How do we help others we love who are struggling with addiction or sobriety without harming our own recovery?
Do you have a family member or friend you love that refuses to get help with their addiction? “Change your playground, change your playmates” is often said in Alcoholics Anonymous and other recovery programs, but sometimes it is easier said than done. What if you are a recovering addict and you have a teenage child or adult child that is struggling with their own demons of addiction? How do you separate when they are a close family member who might even be living with you?
There is an entire chapter in the Big Book about working with others, a chapter to wives, a chapter about the family afterwards. One thing I have learned is that sometimes changing playgrounds and changing playmates only works for a while. You can always move, but guess what, if they want to find the wrong playground and playmates they will seek them out no matter what you do. You can try, try, try and it is so easy for a loved one, especially a parent, to become an enabler. I have heard prayer talked about often. Prayer for another person is truly one of the greatest gifts you can give because it takes you away from selfish thinking and putting yourself first and genuinely caring for another and their strife.

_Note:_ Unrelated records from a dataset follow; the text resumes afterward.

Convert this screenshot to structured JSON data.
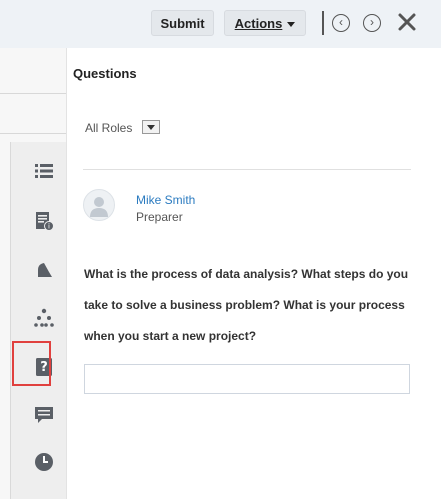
{
  "toolbar": {
    "submit_label": "Submit",
    "actions_label": "Actions",
    "prev_glyph": "‹",
    "next_glyph": "›"
  },
  "panel": {
    "title": "Questions",
    "roles_filter": "All Roles",
    "user": {
      "name": "Mike Smith",
      "role": "Preparer"
    },
    "question_text": "What is the process of data analysis? What steps do you take to solve a business problem? What is your process when you start a new project?",
    "answer_value": ""
  },
  "rail": {
    "items": [
      "list-icon",
      "report-icon",
      "bell-icon",
      "hierarchy-icon",
      "question-icon",
      "comment-icon",
      "clock-icon"
    ],
    "selected": "question-icon"
  },
  "colors": {
    "accent_link": "#2b7bc0",
    "highlight": "#e0403e",
    "rail_icon": "#5a5f66"
  }
}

Alanon is a great place to start. There is also Alateen. These programs are geared specifically to the family members and friends of those who are suffering from an addiction or in their recovery. Surrounding yourself with those in similar situations can be helpful and also offer you a support system where one might not exist. When you are so close to someone it is very hard to see and think clearly without allowing emotions to become involved.
Unfortunately for most, sobriety and the desire for recovery takes a traumatic event. I do not wish that upon anyone, but the reality I have seen in my own life proves it to be true. Be careful when involving yourself in the life of someone who just doesn’t want to have a change in their lives. Offer numbers and point them in the right direction, but be aware of how much you expose of yourself and your own fragility. Sometimes we must stay away from certain people during certain times. Do not allow yourself to let another drag you down after you have already sacrificed so much to gain sobriety.
It took a burning desire for recovery and every drink I took to get me inside the walls of the AA meetings that now are the foundation of my sober life. We simply can not force that change upon anyone. I can relate to other families with alcoholism, drug addiction, gambling addiction, etc . . . But, I can not get anybody drunk and I can not get anybody sober. When someone is ready, they are ready, regardless of how much we want it for them. I have known several people in the program and they will all admit they never made anybody sober. Each person chooses addiction or chooses freedom from addiction on their own and in their own time and in their own way.
Sometimes I have to love someone from way over here in order to keep my sobriety and recovery possible in my own life. I know there are some people I love dearly that I just can not involve myself with and be around right now in my recovery. In my addiction, my triggers were my most loved. They were my children, my stress inside the house, my family home, and my husband. I will be in a place one day when my favorite loved ones will not be triggers any longer and I will have enough of a psychic change and a firmly built foundation that I will be able to return to those relationships, but for now, my recovery must come first if I am ever to have any hope.
In closing, I have learned I have to be the best me, the best citizen I can be, giving and caring for others, working the steps and so on, in hope that they will see the change in me and follow along. Do not stress, just stay the course and you will be fine, and they will be fine if it is meant to be.